He was born as William Grey Ellison in Dublin, Ireland, the son of John William Ellison, the Conservative MP for Tyrone in the British House of Commons. His father changed the family surname to Ellison-Macartney in 1859, as a condition of an inheritance from a maternal uncle.
Ellison-Macartney was educated at Eton and Exeter College, Oxford, taking an early interest in law and politics, and was called to the Bar in 1878. He was an ardent supporter of Irish Unionism, and became grand secretary of the Orange Institution in Ireland.
At the 1885 UK general election, Ellison-Macartney ran for the House of Commons, and was elected as Conservative member for the newly created constituency of South Antrim. In January 1886, he convened a meeting which led to the formation of the Irish Unionist Party, for which he served as whip.
In 1895, he was appointed as Parliamentary and Financial Secretary to the Admiralty, holding the post until 1890, when a cabinet reshuffle resulted in the appointment of Liberal Unionist Hugh Oakeley Arnold-Forster. As a consolation, Ellison-Macartney was appointed to the Privy Council.

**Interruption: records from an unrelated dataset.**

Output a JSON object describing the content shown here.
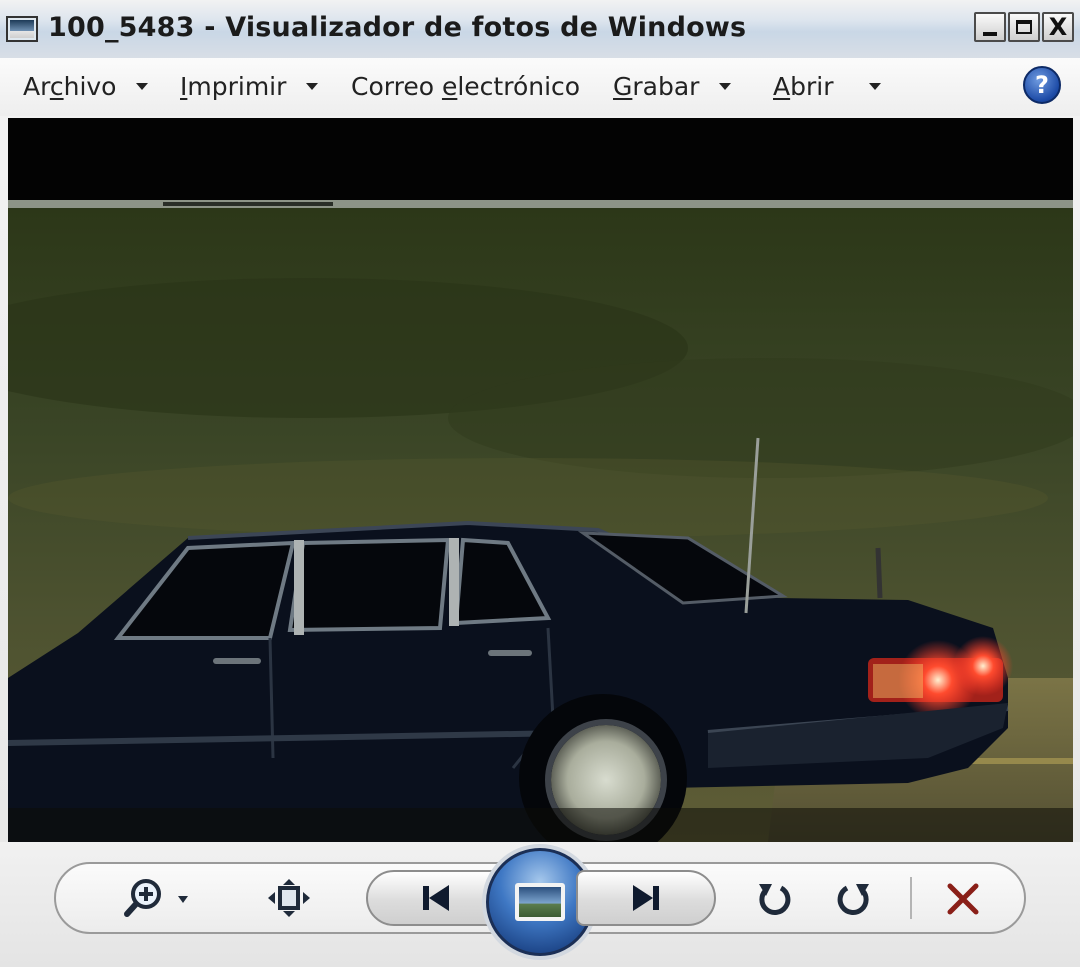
{
  "window": {
    "title": "100_5483 - Visualizador de fotos de Windows",
    "controls": {
      "minimize": "_",
      "maximize": "□",
      "close": "X"
    }
  },
  "menu": {
    "items": [
      {
        "label_pre": "Ar",
        "label_u": "c",
        "label_post": "hivo",
        "has_dropdown": true
      },
      {
        "label_pre": "",
        "label_u": "I",
        "label_post": "mprimir",
        "has_dropdown": true
      },
      {
        "label_pre": "Correo ",
        "label_u": "e",
        "label_post": "lectrónico",
        "has_dropdown": false
      },
      {
        "label_pre": "",
        "label_u": "G",
        "label_post": "rabar",
        "has_dropdown": true
      },
      {
        "label_pre": "",
        "label_u": "A",
        "label_post": "brir",
        "has_dropdown": true
      }
    ],
    "help": "?"
  },
  "photo": {
    "subject": "dark sedan driving at night",
    "colors": {
      "sky": "#2f3a1f",
      "road": "#6b6a3f",
      "car": "#0b1120",
      "taillight": "#ff3b2a"
    }
  },
  "toolbar": {
    "icons": [
      "zoom-icon",
      "actual-size-icon",
      "previous-icon",
      "slideshow-icon",
      "next-icon",
      "rotate-counterclockwise-icon",
      "rotate-clockwise-icon",
      "delete-icon"
    ],
    "delete_color": "#8a1f18"
  }
}
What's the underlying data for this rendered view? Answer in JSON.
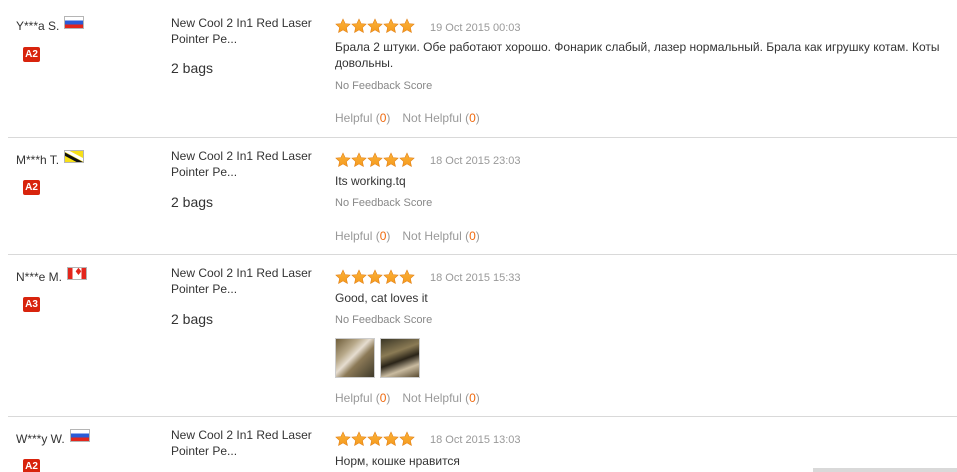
{
  "colors": {
    "star": "#f59a1c",
    "badge": "#d8240d",
    "count": "#f06a0f",
    "border": "#d9d9d9"
  },
  "reviews": [
    {
      "user": "Y***a S.",
      "flag": "ru-flag-icon",
      "badge": "A2",
      "product": "New Cool 2 In1 Red Laser Pointer Pe...",
      "qty": "2 bags",
      "rating": 5,
      "date": "19 Oct 2015 00:03",
      "text": "Брала 2 штуки. Обе работают хорошо. Фонарик слабый, лазер нормальный. Брала как игрушку котам. Коты довольны.",
      "feedback": "No Feedback Score",
      "helpful_label": "Helpful",
      "helpful_count": "0",
      "not_helpful_label": "Not Helpful",
      "not_helpful_count": "0"
    },
    {
      "user": "M***h T.",
      "flag": "bn-flag-icon",
      "badge": "A2",
      "product": "New Cool 2 In1 Red Laser Pointer Pe...",
      "qty": "2 bags",
      "rating": 5,
      "date": "18 Oct 2015 23:03",
      "text": "Its working.tq",
      "feedback": "No Feedback Score",
      "helpful_label": "Helpful",
      "helpful_count": "0",
      "not_helpful_label": "Not Helpful",
      "not_helpful_count": "0"
    },
    {
      "user": "N***e M.",
      "flag": "ca-flag-icon",
      "badge": "A3",
      "product": "New Cool 2 In1 Red Laser Pointer Pe...",
      "qty": "2 bags",
      "rating": 5,
      "date": "18 Oct 2015 15:33",
      "text": "Good, cat loves it",
      "feedback": "No Feedback Score",
      "helpful_label": "Helpful",
      "helpful_count": "0",
      "not_helpful_label": "Not Helpful",
      "not_helpful_count": "0"
    },
    {
      "user": "W***y W.",
      "flag": "ru-flag-icon",
      "badge": "A2",
      "product": "New Cool 2 In1 Red Laser Pointer Pe...",
      "rating": 5,
      "date": "18 Oct 2015 13:03",
      "text": "Норм, кошке нравится"
    }
  ]
}
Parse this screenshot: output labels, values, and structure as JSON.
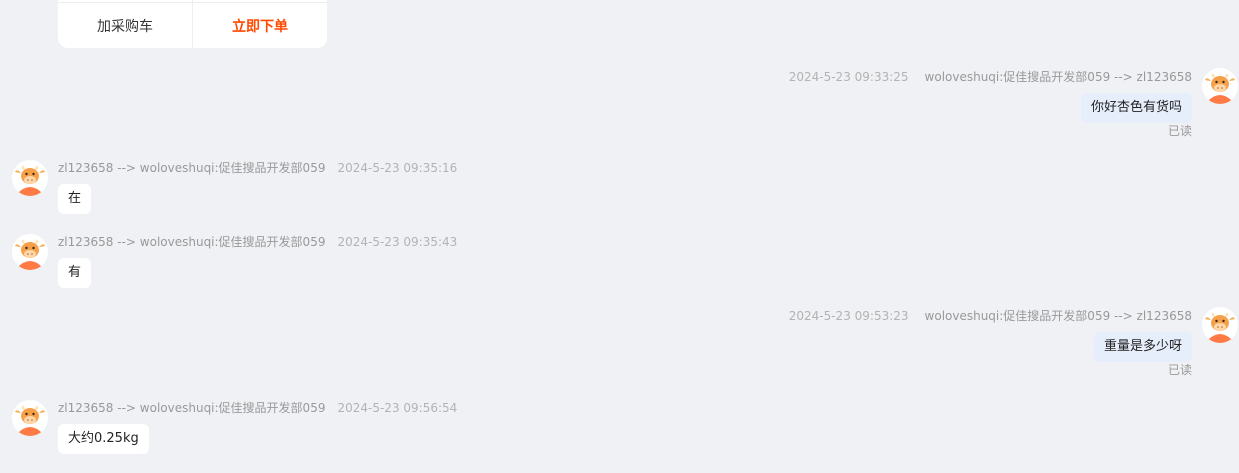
{
  "product_card": {
    "add_to_cart_label": "加采购车",
    "order_now_label": "立即下单"
  },
  "messages": [
    {
      "time": "2024-5-23 09:33:25",
      "route": "woloveshuqi:促佳搜品开发部059 --> zl123658",
      "text": "你好杏色有货吗",
      "status": "已读"
    },
    {
      "route": "zl123658 --> woloveshuqi:促佳搜品开发部059",
      "time": "2024-5-23 09:35:16",
      "text": "在"
    },
    {
      "route": "zl123658 --> woloveshuqi:促佳搜品开发部059",
      "time": "2024-5-23 09:35:43",
      "text": "有"
    },
    {
      "time": "2024-5-23 09:53:23",
      "route": "woloveshuqi:促佳搜品开发部059 --> zl123658",
      "text": "重量是多少呀",
      "status": "已读"
    },
    {
      "route": "zl123658 --> woloveshuqi:促佳搜品开发部059",
      "time": "2024-5-23 09:56:54",
      "text": "大约0.25kg"
    }
  ],
  "colors": {
    "background": "#f0f1f5",
    "outgoing_bubble": "#e6edfb",
    "incoming_bubble": "#ffffff",
    "primary_action": "#ff4a00",
    "avatar_accent": "#ff7a45"
  },
  "icons": {
    "avatar": "cartoon-ox-avatar-icon"
  }
}
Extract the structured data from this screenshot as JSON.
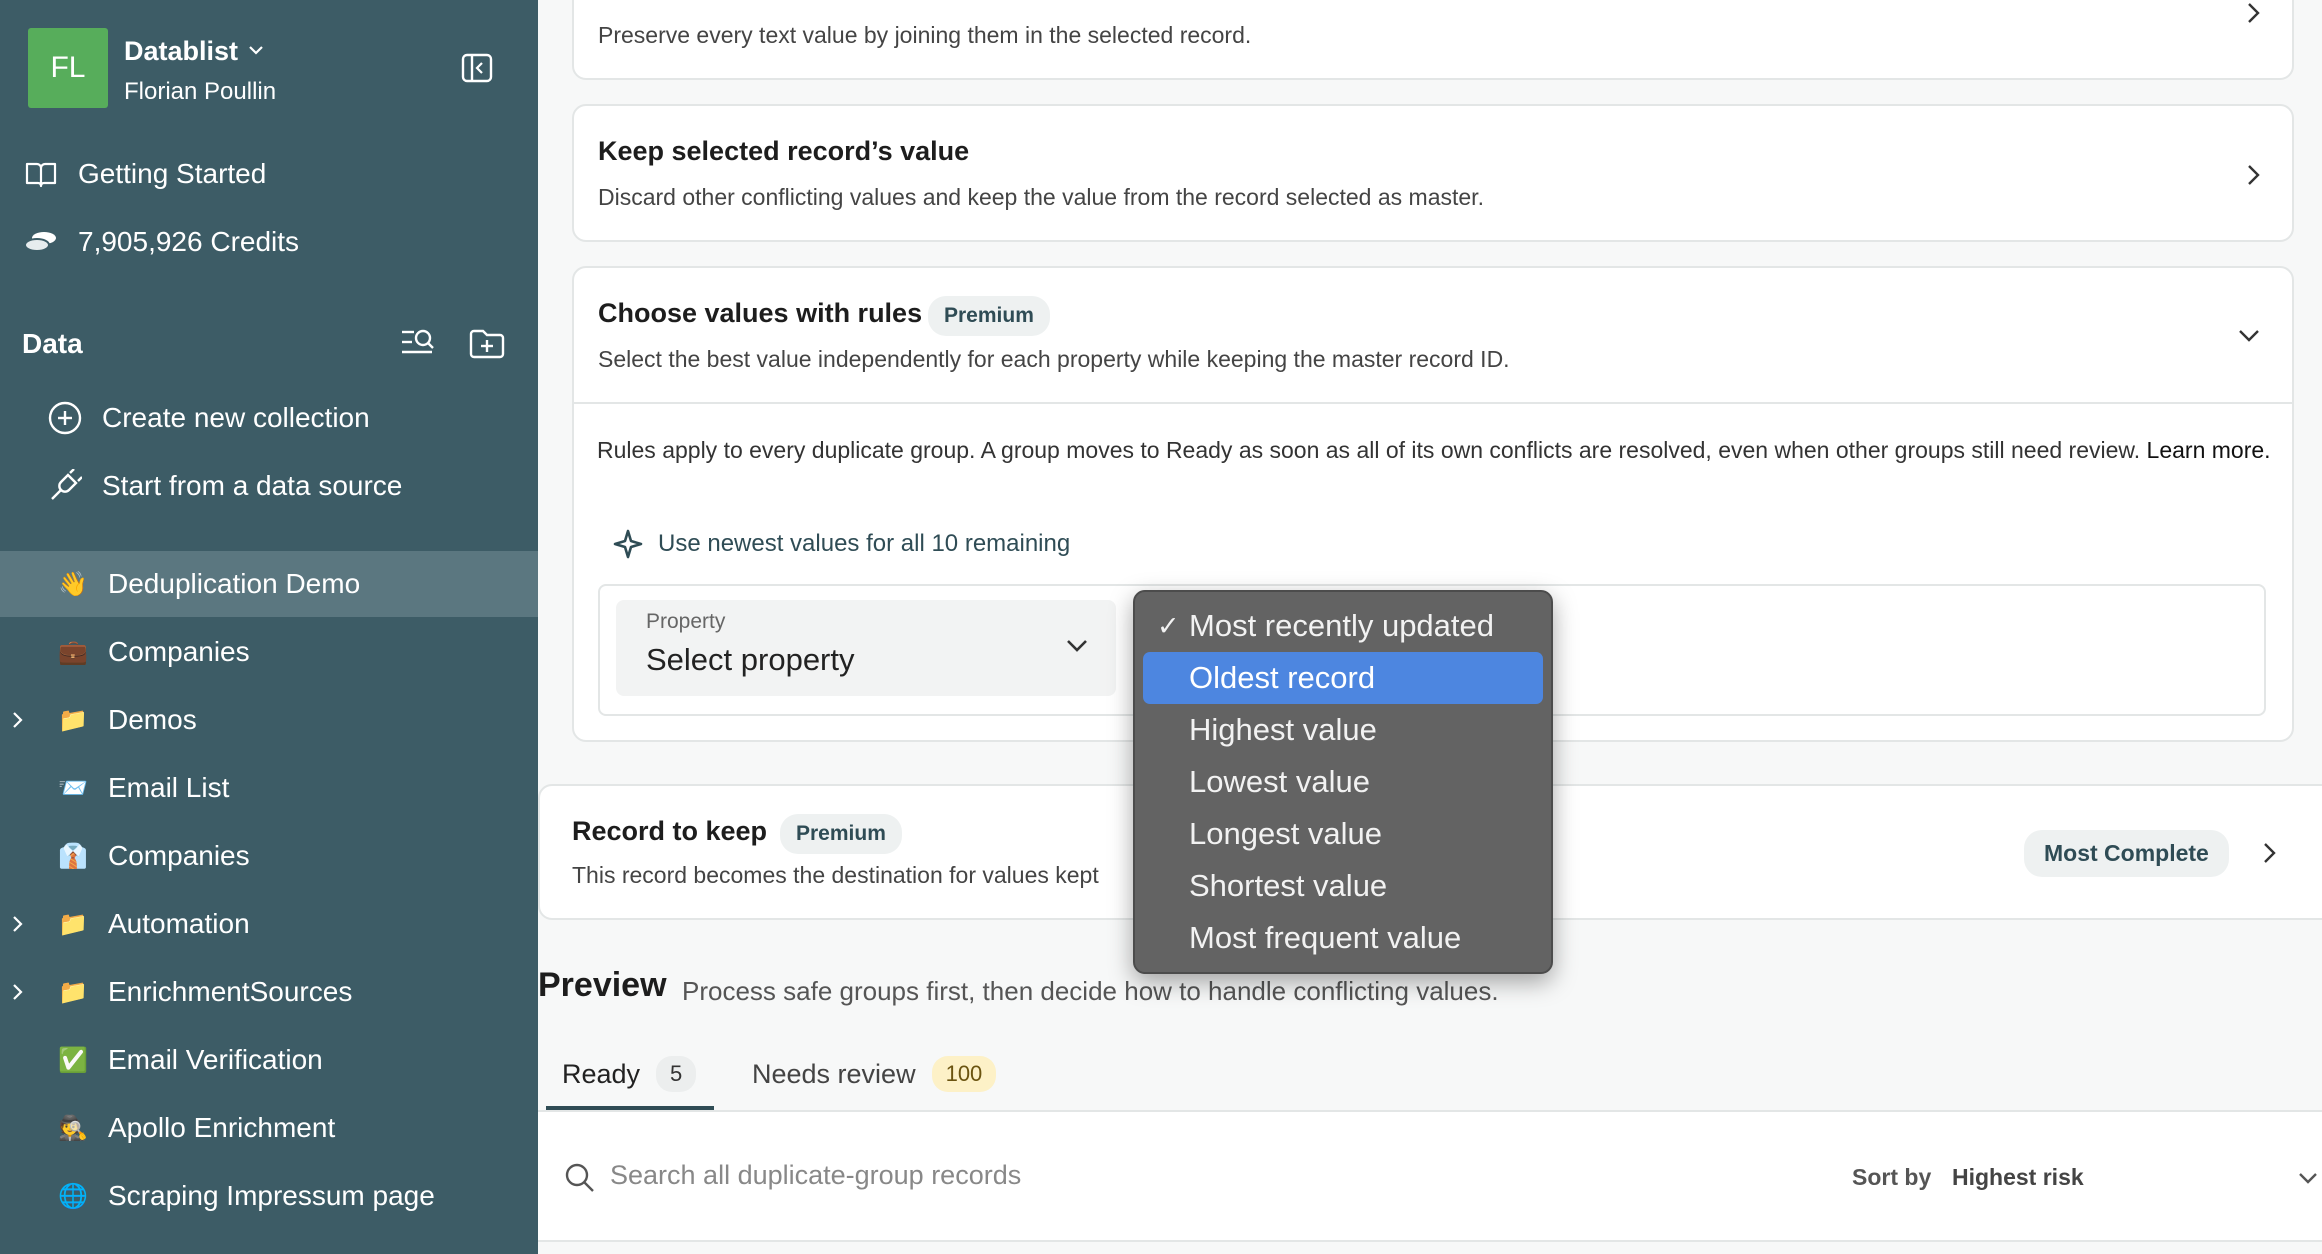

By 1900, Ellison-Macartney's political fortunes had waned: his popularity in his constituency of South Antrim had dropped considerably due to his reluctance to dispense favour upon Antrim during his time as a junior minister, and he was criticised by the Belfast newspaper The News Letter.
Hoping to reassert his place in the loyalist hierarchy, Ellison-Macartney led a "law-and-order" campaign, targeted in particular at the violence and agrarian crime committed by William O'Brien's United Irish League. He retired from politics in 1903, after being offered several government appointments.
Ellison-Macartney was appointed Deputy-Master of the Royal Mint from 1903 to 1913, and High Sheriff of Antrim in 1908.
In December 1912, he was knighted KCMG, and appointed Governor of the Australian state of Tasmania. There was considerable concern over his appointment from Irish nationalists, who felt that Ellison-Macartney's Unionist political background may cause offence to Tasmanians who supported Irish Home Rule.
In 1914, Ellison-Macartney presided over a constitutional dispute in the Tasmanian House of Assembly. With the Labor and Liberal parties close to deadlock in the parliament, he granted an early election to the Liberal Premier of Tasmania, Albert Solomon. The Liberals gained an extra seat needed to retain power, but lost one in a subsequent by-election. Ellison-Macartney declined Solomon's request for another dissolution of parliament, and he called upon Labor's John Earle to form government, on the condition that an election be called. With Earle and his ministry sworn in, neither side desired to hold an election so parliament remained in session, with Ellison-Macartney's recommendations over-ridden by the Secretary of State for the Colonies.
Like Sir Harry Barron before him, and Sir Francis Newdegate after him, Ellison-Macartney was transferred as Governor from Tasmania to Western Australia. His term in Western Australia was not a happy one – his critical comments about Tasmanian politicians had made Western Australians wary of his attitude, and he had to deal with the state's post-World War I economic depression and continued objection to his Unionist stance from those supportive of Irish Home Rule.
Ellison-Macartney returned to England after a three-year term. He died in Chelsea, London, aged 72.
He was a freemason. He was initiated to the craft on 6 June 1872 in the Apollo University Lodge No. 357 the day before his twentieth birthday. In 1877, when he returned to Ireland, he became a member of the Lodge Cappagh No. 350 and then of the Concord Lodge No. 332. Finally, he became a founding brother of Border Lodge No. 482 on 25 April 1889. When he was appointed Governor of Tasmania, he agreed to become Grand Master of the Grand Lodge of Tasmania and was installed on 19 February 1914. He was also made Grand Master of the Grand Lodge of Western Australia during his term as the state's Governor.
Ellison-Macartney was the son of John William Ellison and Elizabeth Phoebe Ellison, née Porter. On 5 August 1897, he married Ettie Myers Scott at Holcombe, Somerset, and she bore him three children: a son and two daughters. Ettie was the sister of Robert Falcon Scott, the Antarctic explorer.